24. Elevator buttons can cancel out. Pushed the wrong button? No problem, push it again and the light goes off. This would have ruined mine and some of my friends’ childhood, who made a habit out of pushing every button on the elevator before we got off on the floor we needed to. Kids.
25. Nothing gets stolen. Ever. People keep their gym shoes in a shoe rack at the gym so they can go straight from work and leave their shoes there. In supermarkets and some other stores, they have a bin in the front where you put your wet umbrellas so you don’t have to carry it around with you and get the floor all wet. CONFUCIUS.
26. Drinking in public is legal anywhere. I’ve said this before, but you have no idea how great it is (not trying to sound like a lush) to be able to hop in a cab with a road soda. Of course there’s dumb-asses who ruin it though and make foreigners look like ignorant "louts." Sitting on the floor of a subway car, drinking and playing card games? Really? It’s something great but shouldn’t be abused, it's a simple pleasure like cellphones working on a train. Do it undercover and in a way where it's basically kept to yourself.
27. People eat buffalo wings with a fork and knife. I only went to wing night twice, but every single person in the bar on both occasions was using a fork and knife. I didn’t want to be rude so I obliged and it completely ruined the experience of eating a buffalo wing.
28. Beer pong is played with water. I only went to a bar that had beer pong twice, so it’s not the greatest sample size, but all games throughout the night were played with water. No one drank the water, they just played to see who could hit the most shots. What kind of game is that?
29. Bus seats all face forward in the same direction. A lot of buses in other cities will have some sideways seats for space efficiency. I have no official explanation, but I can only believe the orderliness of the seats all facing forward has to do with a man named Confucius.
30. North Koreans who successfully defect to South Korea are given $10,000-$28,000 in start up money. In the US, Mexicans who cross the border get shitty jobs picking tomatoes and are blamed for the collapse of the US economy, crime and a number of other problems.

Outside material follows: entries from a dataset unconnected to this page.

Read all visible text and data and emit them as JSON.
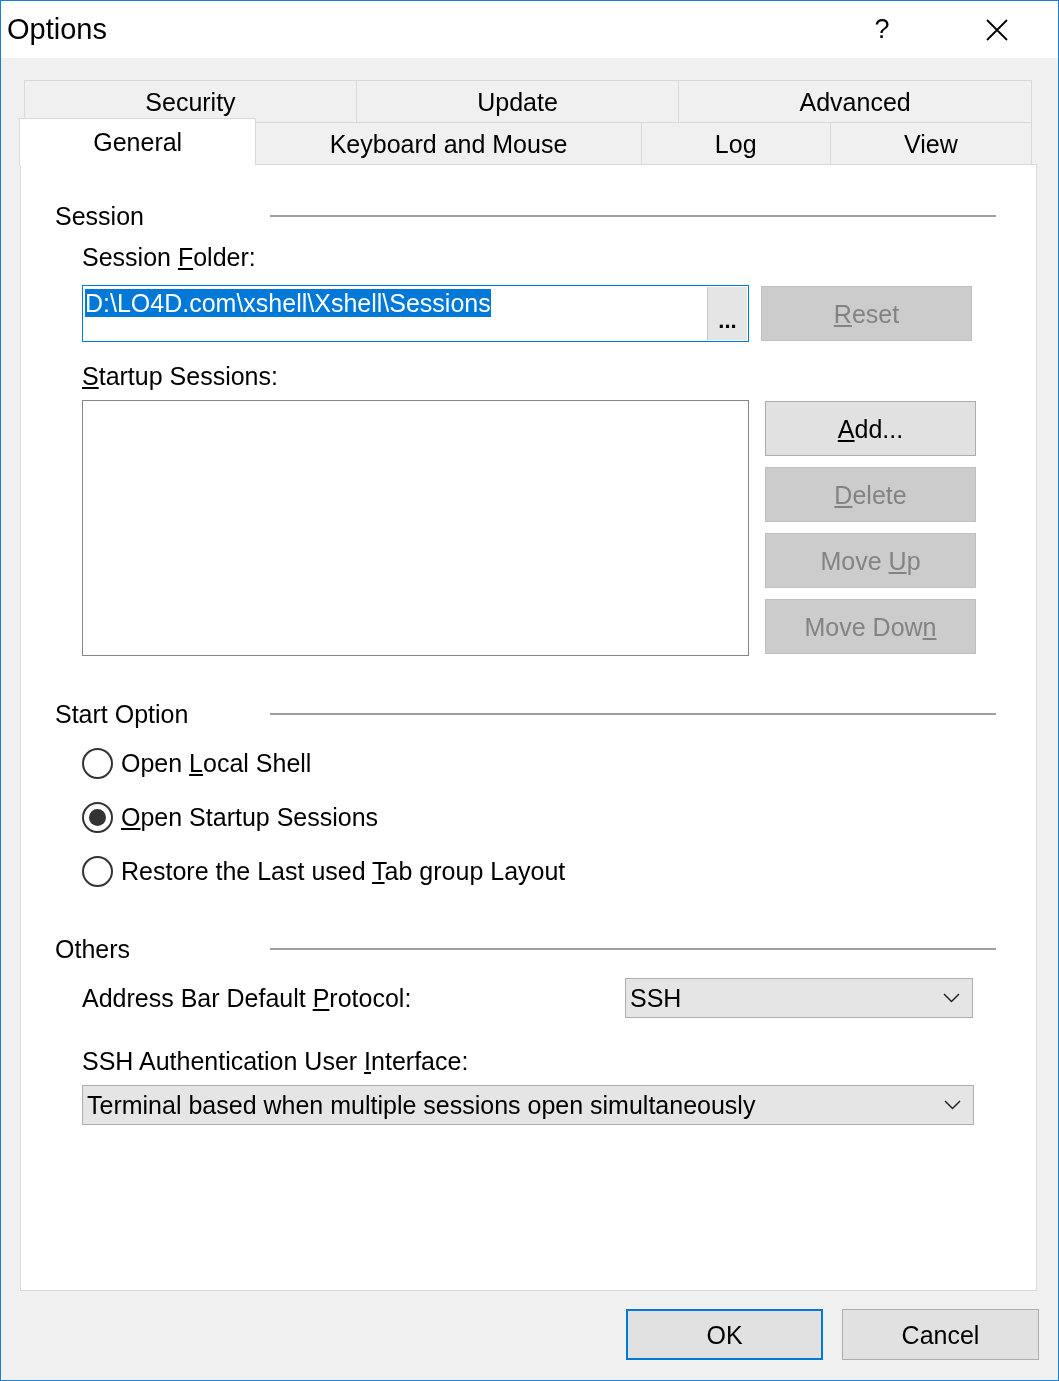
{
  "window": {
    "title": "Options",
    "help": "?"
  },
  "tab_rows": [
    {
      "tabs": [
        {
          "label": "Security",
          "selected": false
        },
        {
          "label": "Update",
          "selected": false
        },
        {
          "label": "Advanced",
          "selected": false
        }
      ]
    },
    {
      "tabs": [
        {
          "label": "General",
          "selected": true
        },
        {
          "label": "Keyboard and Mouse",
          "selected": false
        },
        {
          "label": "Log",
          "selected": false
        },
        {
          "label": "View",
          "selected": false
        }
      ]
    }
  ],
  "session": {
    "title": "Session",
    "folder_label": {
      "pre": "Session ",
      "key": "F",
      "post": "older:"
    },
    "folder_field": {
      "value": "D:\\LO4D.com\\xshell\\Xshell\\Sessions",
      "focused": true,
      "text_selected": true,
      "browse_button": "..."
    },
    "reset_button": {
      "label": {
        "key": "R",
        "post": "eset"
      },
      "disabled": true
    },
    "startup_label": {
      "key": "S",
      "post": "tartup Sessions:"
    },
    "startup_buttons": [
      {
        "label": {
          "key": "A",
          "post": "dd..."
        },
        "disabled": false
      },
      {
        "label": {
          "key": "D",
          "post": "elete"
        },
        "disabled": true
      },
      {
        "label": {
          "pre": "Move ",
          "key": "U",
          "post": "p"
        },
        "disabled": true
      },
      {
        "label": {
          "pre": "Move Dow",
          "key": "n"
        },
        "disabled": true
      }
    ]
  },
  "start_option": {
    "title": "Start Option",
    "options": [
      {
        "label": {
          "pre": "Open ",
          "key": "L",
          "post": "ocal Shell"
        },
        "selected": false
      },
      {
        "label": {
          "key": "O",
          "post": "pen Startup Sessions"
        },
        "selected": true
      },
      {
        "label": {
          "pre": "Restore the Last used ",
          "key": "T",
          "post": "ab group Layout"
        },
        "selected": false
      }
    ]
  },
  "others": {
    "title": "Others",
    "fields": [
      {
        "kind": "inline",
        "label": {
          "pre": "Address Bar Default ",
          "key": "P",
          "post": "rotocol:"
        },
        "value": "SSH"
      },
      {
        "kind": "stacked",
        "label": {
          "pre": "SSH Authentication User ",
          "key": "I",
          "post": "nterface:"
        },
        "value": "Terminal based when multiple sessions open simultaneously"
      }
    ]
  },
  "footer_buttons": [
    {
      "label": "OK",
      "focused": true
    },
    {
      "label": "Cancel",
      "focused": false
    }
  ]
}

31. In the US, if there is a sale advertised, it usually looks like this “20%-40% off.” In Korea, it looks like “40%-20% off.” It seems weird, but it might make sense. Seeing the bigger number first might suck people in more. I believe a study needs to be done on this if it has not already.
32. A lot of gas stations look like this. Notice anything weird (hard to tell, shitty picture)? Well, there are no pumps, just an overhead thingie. This is a huge space saver and also let’s people not have to worry about what side of the car their gas tank is on. Genius idea.
33. Cabs are cheap as hell, probably 1/3rd of the price of a NYC taxicab. It’s awesome.
34. Traffic on the highways around Seoul is horrific, worse than NY, better than LA though (I think).
35. The vast majority of tennis courts are a clay/dirt. They also keep a chalk line maker there and some places even keep a bunch of balls too, but of course, none of them get stolen. Confucius?
36. Subways have vending machines, a digital map so you can see the overview/Google maps type view of the surrounding area to locate parks, restaurants, hospitals, etc. It’s awesome. There are also flat screen tv’s in a number of train stations showing commercials, news, etc.
37. Despite the constant references to him, Confucius is not from Korea, he’s from China, but the influence of his teachings reached Korea and I’m glad it did.